Mitch Bargola, (above photo) Transportation Planning Manager for NIRPC says its important that the planning commission continue to receive public comments concerning the Illiana Expressway, the proposed 47-mile corridor that joins Interstate 55 in Illinois to the west with I-65 near Lowell in the east. Bargola says that this is a very "impact full project that most likely is the largest infrastructure project this region has seen since the interstate highway system." He adds, "so it's going to be a lightning rod of discussion and we hope that people can lend their voices to it and that's why we are holding these meetings."
(Northwestern Indiana Regional Planning Commission booklet of their 2040 Comprehensive Regional Plan, Illiana B3 route map and other materials given out at the open house in Lowell, on Tuesday, November 5, 2013)
Bargola says the public comment period which started October 14th runs during the remaining open houses (Michigan City, November 13th and Portage, November 19th) after which next month NIRPC will vote on deciding to include the Illiana in it's 2040 Comprehensive Regional Plan for Northwest Indiana.
He says from the commission's perspective and the planning perspective the open houses will be, "our end of the road for us." On December 12th of this year, NIRPC will vote to amend their 2040 Comprehensive Regional Plan that was adopted in June of 2011, to possibly include the Illiana Expressway if approved by the commission, as well as widening I-65 between US-30 and US-231.

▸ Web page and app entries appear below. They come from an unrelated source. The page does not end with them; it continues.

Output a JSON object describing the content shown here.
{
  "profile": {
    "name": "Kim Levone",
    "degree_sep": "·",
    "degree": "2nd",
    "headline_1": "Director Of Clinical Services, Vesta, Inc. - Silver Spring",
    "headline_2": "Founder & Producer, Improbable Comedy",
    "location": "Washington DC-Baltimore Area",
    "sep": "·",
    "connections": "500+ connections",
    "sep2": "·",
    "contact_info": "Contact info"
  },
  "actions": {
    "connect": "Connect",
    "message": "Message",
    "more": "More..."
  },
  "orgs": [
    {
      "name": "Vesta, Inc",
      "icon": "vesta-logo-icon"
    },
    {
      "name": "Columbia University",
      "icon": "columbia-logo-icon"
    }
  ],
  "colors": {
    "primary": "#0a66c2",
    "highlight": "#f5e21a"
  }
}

Hundreds of people attended Tuesday's open house which was held from 6p.m. - 8p.m. which Bargola attributed to the proposed Illiana corridor going through the Lowell area.

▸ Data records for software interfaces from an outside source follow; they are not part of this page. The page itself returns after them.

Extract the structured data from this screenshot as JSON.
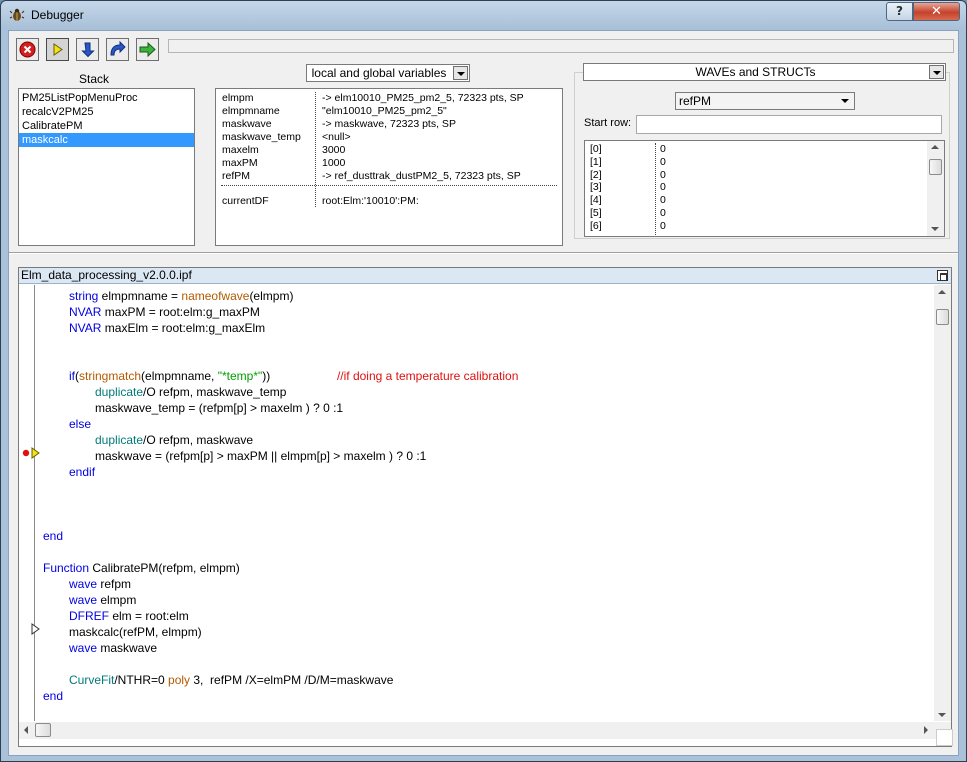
{
  "window": {
    "title": "Debugger",
    "help_label": "?",
    "close_label": "✕"
  },
  "toolbar": {
    "buttons": [
      {
        "name": "stop-button",
        "icon": "stop-icon"
      },
      {
        "name": "go-button",
        "icon": "go-arrow-icon"
      },
      {
        "name": "step-into-button",
        "icon": "step-into-icon"
      },
      {
        "name": "step-over-button",
        "icon": "step-over-icon"
      },
      {
        "name": "step-out-button",
        "icon": "step-out-icon"
      }
    ]
  },
  "stack": {
    "label": "Stack",
    "items": [
      "PM25ListPopMenuProc",
      "recalcV2PM25",
      "CalibratePM",
      "maskcalc"
    ],
    "selected_index": 3
  },
  "variables": {
    "scope_selector": "local and global variables",
    "rows": [
      {
        "name": "elmpm",
        "value": "-> elm10010_PM25_pm2_5, 72323 pts, SP"
      },
      {
        "name": "elmpmname",
        "value": "\"elm10010_PM25_pm2_5\""
      },
      {
        "name": "maskwave",
        "value": "-> maskwave, 72323 pts, SP"
      },
      {
        "name": "maskwave_temp",
        "value": "<null>"
      },
      {
        "name": "maxelm",
        "value": "3000"
      },
      {
        "name": "maxPM",
        "value": "1000"
      },
      {
        "name": "refPM",
        "value": "-> ref_dusttrak_dustPM2_5, 72323 pts, SP"
      }
    ],
    "current_df": {
      "name": "currentDF",
      "value": "root:Elm:'10010':PM:"
    }
  },
  "waves": {
    "type_selector": "WAVEs and STRUCTs",
    "wave_selector": "refPM",
    "start_row_label": "Start row:",
    "start_row_value": "",
    "rows": [
      {
        "index": "[0]",
        "value": "0"
      },
      {
        "index": "[1]",
        "value": "0"
      },
      {
        "index": "[2]",
        "value": "0"
      },
      {
        "index": "[3]",
        "value": "0"
      },
      {
        "index": "[4]",
        "value": "0"
      },
      {
        "index": "[5]",
        "value": "0"
      },
      {
        "index": "[6]",
        "value": "0"
      }
    ]
  },
  "code": {
    "file_title": "Elm_data_processing_v2.0.0.ipf",
    "breakpoint_line": 10,
    "current_line": 10,
    "caller_line": 22
  },
  "colors": {
    "keyword": "#0000e0",
    "function": "#007a7a",
    "builtin": "#b35a00",
    "string": "#00a000",
    "comment": "#e01010",
    "selection": "#3399ff"
  }
}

Those attending included supporters of the coalition group, "No Illiana for US" and concerned area residents like Sandy Linden (photo above) who said, "There are thousands of people who have voiced their opinion...we have thousands of (signed) petitions" against the expressway.

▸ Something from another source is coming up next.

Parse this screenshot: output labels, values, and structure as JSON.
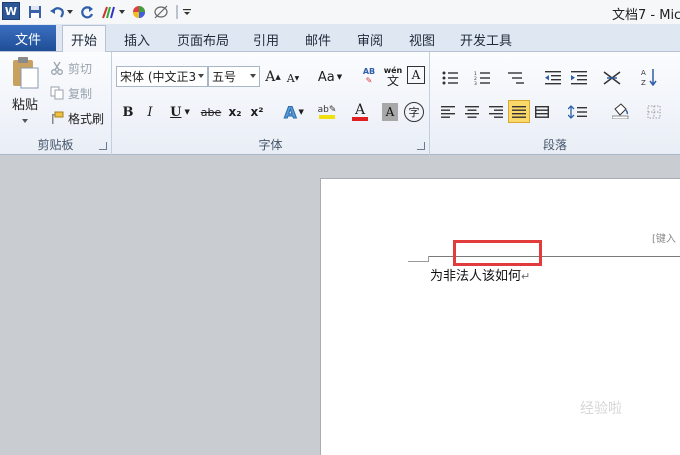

Linden said, "People supporting this Illiana keep talking about the NIMBYS (acronym for Not In My Backyard) like they're wrong. There's hundreds of NIMBYS in my backyard that don't want it of course, but there's thousands of taxpayers who are going to be paying for this road. Doesn't matter whether you live in Lake County, if you live right along the road, if you live in Porter County, La Porte, Indianapolis you're going to be paying for this road."
Coalition members on both sides of the border say taxpayers could unknowingly contributing to the project because of Illinois' decision to use a public-private partnership to pay for the project. That because the project could overrun costs by millions of dollars and according to a Chicago Metropolitan Agency for Planning (CMAP) report, could require a public subsidy of between $440-million to $1.1-billion.
(photos: courtesy of Jay Stevens/Radio One Communications)